Corinne La Mer and her father have always lived near the forest, and she’s never questioned that… but she’s never entered it either. Until one day two boys tie her mother’s necklace to a forest creature and she can’t help but follow.
When this was first published, I had just started reading diversely. Most diverse books still flew right past me, but this book was published by Scholastic! And it’s a retold tale – one of my favorite genres! How did I ever miss this one? It might have been marked as horror. Recently I saw the second book in the series in this blog post by Shenwei. Seeing the cover of the second book made me realize that it was fantasy, not horror.
In an odd twist of fate, later that day I stopped by a library book sale, and snagged a used copy of the Jumbies for 25 cents just before closing!
Two girls, each living with extended family for the summer, find a book entitled The Exquisite Corpse, surprisingly blank until one writes in it. Then the book itself starts filling in a story, a story which has interesting ties to the real world, a story which both girls are anxious to read the ending to.
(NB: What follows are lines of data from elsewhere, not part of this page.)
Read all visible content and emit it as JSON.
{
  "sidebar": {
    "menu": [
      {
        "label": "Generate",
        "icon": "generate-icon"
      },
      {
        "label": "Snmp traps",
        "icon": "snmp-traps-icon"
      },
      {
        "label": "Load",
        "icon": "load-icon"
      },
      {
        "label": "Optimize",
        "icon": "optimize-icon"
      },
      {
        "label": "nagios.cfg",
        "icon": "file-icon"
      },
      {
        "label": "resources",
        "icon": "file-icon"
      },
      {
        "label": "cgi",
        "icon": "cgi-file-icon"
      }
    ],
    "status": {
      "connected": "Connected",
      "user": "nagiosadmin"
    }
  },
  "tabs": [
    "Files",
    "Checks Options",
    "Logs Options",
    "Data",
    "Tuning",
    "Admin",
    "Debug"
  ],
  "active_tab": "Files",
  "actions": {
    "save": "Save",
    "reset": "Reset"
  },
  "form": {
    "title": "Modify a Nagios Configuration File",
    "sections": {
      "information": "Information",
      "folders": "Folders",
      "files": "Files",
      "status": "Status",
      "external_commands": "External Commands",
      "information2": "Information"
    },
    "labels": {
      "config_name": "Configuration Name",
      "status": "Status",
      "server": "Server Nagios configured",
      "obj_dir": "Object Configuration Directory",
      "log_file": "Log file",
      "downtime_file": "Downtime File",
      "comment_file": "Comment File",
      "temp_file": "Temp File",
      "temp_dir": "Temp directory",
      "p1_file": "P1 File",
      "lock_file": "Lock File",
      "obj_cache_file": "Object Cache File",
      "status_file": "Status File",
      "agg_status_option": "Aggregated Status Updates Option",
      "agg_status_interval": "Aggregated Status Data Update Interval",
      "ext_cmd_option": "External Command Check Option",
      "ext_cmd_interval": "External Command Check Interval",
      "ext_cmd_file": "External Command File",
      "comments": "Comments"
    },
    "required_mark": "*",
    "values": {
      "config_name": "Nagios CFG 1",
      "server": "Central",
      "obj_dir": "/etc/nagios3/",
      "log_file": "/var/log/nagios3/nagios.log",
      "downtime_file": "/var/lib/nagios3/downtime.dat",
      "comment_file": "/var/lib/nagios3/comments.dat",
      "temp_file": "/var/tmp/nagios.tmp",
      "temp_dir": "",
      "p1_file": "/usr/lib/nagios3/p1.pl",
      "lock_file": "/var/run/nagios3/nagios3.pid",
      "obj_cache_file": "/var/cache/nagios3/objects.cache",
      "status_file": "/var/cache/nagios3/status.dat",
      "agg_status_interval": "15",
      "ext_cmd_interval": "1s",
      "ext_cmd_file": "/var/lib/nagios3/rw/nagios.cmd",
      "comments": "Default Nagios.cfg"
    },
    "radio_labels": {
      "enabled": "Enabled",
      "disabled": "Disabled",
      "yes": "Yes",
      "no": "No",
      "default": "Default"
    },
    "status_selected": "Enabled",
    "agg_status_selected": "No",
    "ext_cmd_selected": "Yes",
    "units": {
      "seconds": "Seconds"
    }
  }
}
I generally dislike books with two narrators. Often one is stronger than the other, and the author struggles to give them equal screen time while keeping our interest in the story. However, when this method works, it can be very strong.
Highly Unusual Magic starts with Kai, who is staying with a quirky older woman, a distant cousin whom she calls Aunt. Leila is visiting relatives in Pakistan alone and realizing that she doesn’t speak the language, and knows little about Islam although her family is nominally Muslim.
“In February of 1987 when I went on Nightline to discuss Gallaudet University’s controversial Deaf President Now movement, the show was captioned for the first time. Anchor Ted Koppel used most of the intro to explain to the audience about the captioning they would see – technically open captioning, since anyone could see it – interpreters they would hear, signing they would also see.” page 182
I’ll Scream Later by Marlee Matlin, with Betsy Sharkey.
Originally published 2009 Handjive Productions, my edition Gallery Books, Simon and Schuster, New York, 2010.
Autobiography/memoir, 327 pages.
Marlee Matlin is one of the few Deaf performers well-known to hearing audiences, but there are also many other aspects of her life and self. She was catapulted to fame with a Best Actress Oscar on Children of a Lesser God. Now twenty years later, she’s written a tell-all memoir about drug addiction, abusive relationships, and more.
This was a book full of surprises. I was moved by what an important part her Jewish faith has played in her life, especially how her childhood synagogue was fully inclusive as a hearing/Deaf worship space, with a signing rabbi. How beautiful that her early use of language included a rich religious environment where she was able to learn about God through her own language, ASL.